What is expected: Find the word "dark" in the listing. Copy out each line where it occurs.

Records shown:
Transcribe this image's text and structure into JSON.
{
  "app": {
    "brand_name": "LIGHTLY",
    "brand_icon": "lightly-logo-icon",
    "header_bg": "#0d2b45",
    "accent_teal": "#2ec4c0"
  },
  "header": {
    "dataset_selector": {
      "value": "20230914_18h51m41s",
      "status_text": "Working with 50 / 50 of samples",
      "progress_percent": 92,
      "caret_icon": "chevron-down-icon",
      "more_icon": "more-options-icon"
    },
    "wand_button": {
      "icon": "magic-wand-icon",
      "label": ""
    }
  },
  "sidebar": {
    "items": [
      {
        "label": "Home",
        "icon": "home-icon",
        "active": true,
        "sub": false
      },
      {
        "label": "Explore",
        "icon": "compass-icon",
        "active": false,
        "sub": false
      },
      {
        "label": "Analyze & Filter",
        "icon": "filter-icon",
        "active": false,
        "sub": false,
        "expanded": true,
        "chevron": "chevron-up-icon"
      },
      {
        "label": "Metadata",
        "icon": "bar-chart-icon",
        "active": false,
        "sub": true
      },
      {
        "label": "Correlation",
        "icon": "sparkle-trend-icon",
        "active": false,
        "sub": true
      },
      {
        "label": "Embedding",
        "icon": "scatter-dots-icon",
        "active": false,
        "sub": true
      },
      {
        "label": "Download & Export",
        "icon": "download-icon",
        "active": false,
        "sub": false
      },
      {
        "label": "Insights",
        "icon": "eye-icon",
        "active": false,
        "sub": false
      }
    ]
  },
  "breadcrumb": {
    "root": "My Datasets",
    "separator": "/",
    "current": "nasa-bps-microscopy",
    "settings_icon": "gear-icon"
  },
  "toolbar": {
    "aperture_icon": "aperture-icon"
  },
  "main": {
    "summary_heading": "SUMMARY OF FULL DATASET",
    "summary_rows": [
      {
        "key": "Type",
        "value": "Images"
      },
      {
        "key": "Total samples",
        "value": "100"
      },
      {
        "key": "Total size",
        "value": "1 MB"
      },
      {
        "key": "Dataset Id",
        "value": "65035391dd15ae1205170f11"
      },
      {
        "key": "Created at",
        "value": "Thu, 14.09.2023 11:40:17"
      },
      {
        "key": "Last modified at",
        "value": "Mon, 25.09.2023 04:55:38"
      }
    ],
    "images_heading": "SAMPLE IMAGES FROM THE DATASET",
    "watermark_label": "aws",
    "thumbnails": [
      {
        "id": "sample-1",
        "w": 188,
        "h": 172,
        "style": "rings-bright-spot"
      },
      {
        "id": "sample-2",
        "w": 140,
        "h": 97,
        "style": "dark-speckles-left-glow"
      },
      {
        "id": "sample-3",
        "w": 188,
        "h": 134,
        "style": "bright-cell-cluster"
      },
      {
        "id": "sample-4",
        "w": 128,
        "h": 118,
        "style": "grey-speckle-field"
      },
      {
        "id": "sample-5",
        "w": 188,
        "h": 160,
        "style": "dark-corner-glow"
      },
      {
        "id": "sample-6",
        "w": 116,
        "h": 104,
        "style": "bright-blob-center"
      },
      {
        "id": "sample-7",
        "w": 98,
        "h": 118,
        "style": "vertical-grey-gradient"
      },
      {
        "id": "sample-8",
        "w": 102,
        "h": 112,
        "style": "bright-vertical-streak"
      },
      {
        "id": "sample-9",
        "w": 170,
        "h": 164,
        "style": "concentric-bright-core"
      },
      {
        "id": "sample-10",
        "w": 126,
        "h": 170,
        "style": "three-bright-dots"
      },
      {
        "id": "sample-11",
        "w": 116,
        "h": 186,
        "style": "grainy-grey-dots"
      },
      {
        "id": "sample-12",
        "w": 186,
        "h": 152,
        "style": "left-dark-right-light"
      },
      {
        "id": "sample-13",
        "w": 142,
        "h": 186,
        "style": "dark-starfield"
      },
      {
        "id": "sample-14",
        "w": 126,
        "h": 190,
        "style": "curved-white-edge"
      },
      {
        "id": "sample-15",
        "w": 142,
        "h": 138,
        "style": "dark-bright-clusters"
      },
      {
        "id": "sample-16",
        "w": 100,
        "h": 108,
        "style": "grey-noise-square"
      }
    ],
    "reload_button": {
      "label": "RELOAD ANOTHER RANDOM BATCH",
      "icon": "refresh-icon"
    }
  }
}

Task solution:
        "style": "dark-speckles-left-glow"
        "style": "dark-corner-glow"
        "style": "left-dark-right-light"
        "style": "dark-starfield"
        "style": "dark-bright-clusters"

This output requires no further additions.